:: Working data
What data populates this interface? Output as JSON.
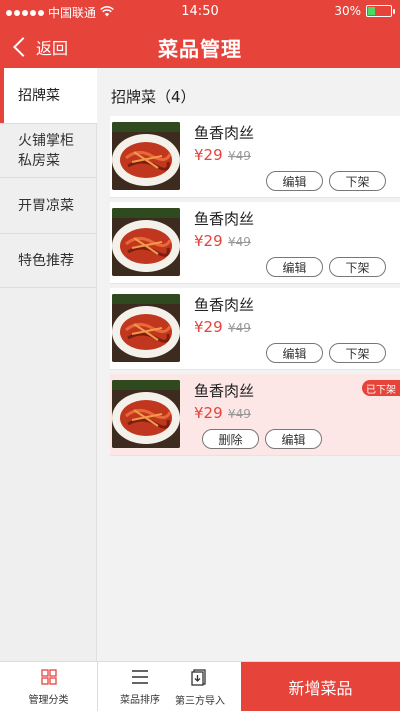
{
  "status": {
    "carrier": "中国联通",
    "time": "14:50",
    "battery": "30%",
    "battery_level": 0.3
  },
  "nav": {
    "back_label": "返回",
    "title": "菜品管理"
  },
  "sidebar": {
    "items": [
      {
        "label": "招牌菜"
      },
      {
        "label": "火铺掌柜\n私房菜"
      },
      {
        "label": "开胃凉菜"
      },
      {
        "label": "特色推荐"
      }
    ]
  },
  "main": {
    "category_title": "招牌菜（4）",
    "dishes": [
      {
        "name": "鱼香肉丝",
        "price": "¥29",
        "orig_price": "¥49",
        "btn1": "编辑",
        "btn2": "下架"
      },
      {
        "name": "鱼香肉丝",
        "price": "¥29",
        "orig_price": "¥49",
        "btn1": "编辑",
        "btn2": "下架"
      },
      {
        "name": "鱼香肉丝",
        "price": "¥29",
        "orig_price": "¥49",
        "btn1": "编辑",
        "btn2": "下架"
      },
      {
        "name": "鱼香肉丝",
        "price": "¥29",
        "orig_price": "¥49",
        "btn1": "删除",
        "btn2": "编辑",
        "badge": "已下架"
      }
    ]
  },
  "bottom": {
    "tab1": "管理分类",
    "tab2": "菜品排序",
    "tab3": "第三方导入",
    "add_label": "新增菜品"
  },
  "colors": {
    "accent": "#e6433b",
    "removed_bg": "#fde6e6"
  }
}
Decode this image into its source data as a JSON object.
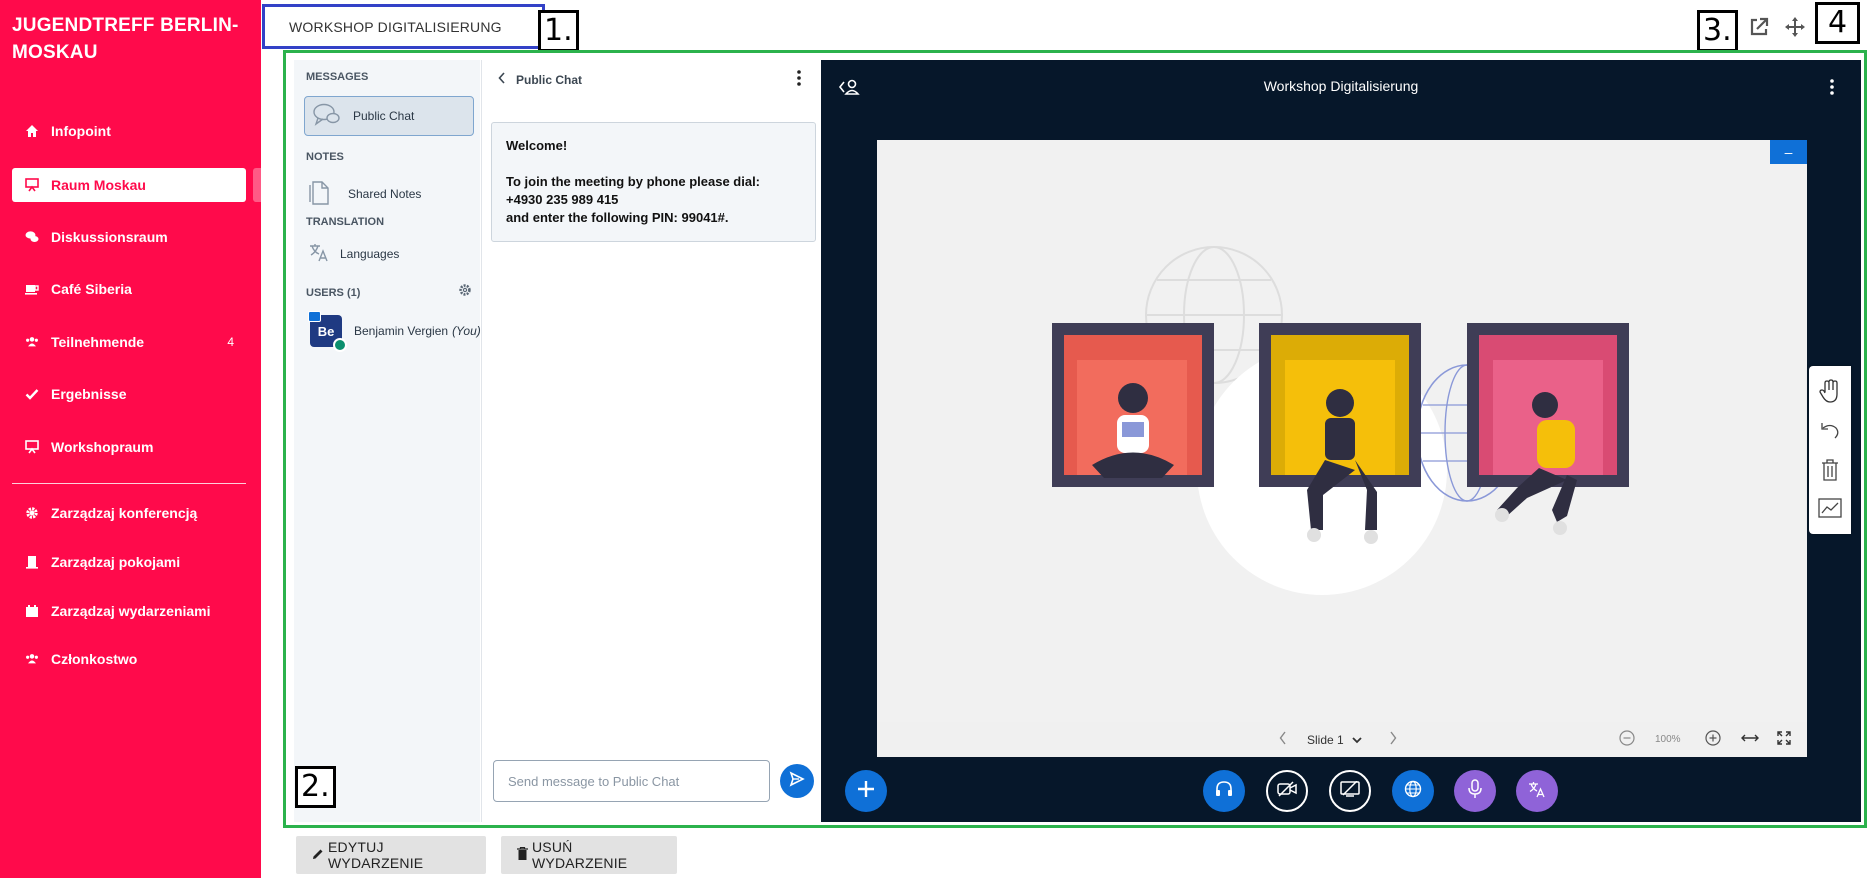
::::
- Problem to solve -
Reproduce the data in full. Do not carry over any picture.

- Answer to this problem -
What data populates this interface? Output as JSON.
{
  "status": {
    "carrier": "中国联通",
    "time": "14:50",
    "battery": "30%",
    "battery_level": 0.3
  },
  "nav": {
    "back_label": "返回",
    "title": "菜品管理"
  },
  "sidebar": {
    "items": [
      {
        "label": "招牌菜"
      },
      {
        "label": "火铺掌柜\n私房菜"
      },
      {
        "label": "开胃凉菜"
      },
      {
        "label": "特色推荐"
      }
    ]
  },
  "main": {
    "category_title": "招牌菜（4）",
    "dishes": [
      {
        "name": "鱼香肉丝",
        "price": "¥29",
        "orig_price": "¥49",
        "btn1": "编辑",
        "btn2": "下架"
      },
      {
        "name": "鱼香肉丝",
        "price": "¥29",
        "orig_price": "¥49",
        "btn1": "编辑",
        "btn2": "下架"
      },
      {
        "name": "鱼香肉丝",
        "price": "¥29",
        "orig_price": "¥49",
        "btn1": "编辑",
        "btn2": "下架"
      },
      {
        "name": "鱼香肉丝",
        "price": "¥29",
        "orig_price": "¥49",
        "btn1": "删除",
        "btn2": "编辑",
        "badge": "已下架"
      }
    ]
  },
  "bottom": {
    "tab1": "管理分类",
    "tab2": "菜品排序",
    "tab3": "第三方导入",
    "add_label": "新增菜品"
  },
  "colors": {
    "accent": "#e6433b",
    "removed_bg": "#fde6e6"
  }
}
Decode this image into its source data as a JSON object.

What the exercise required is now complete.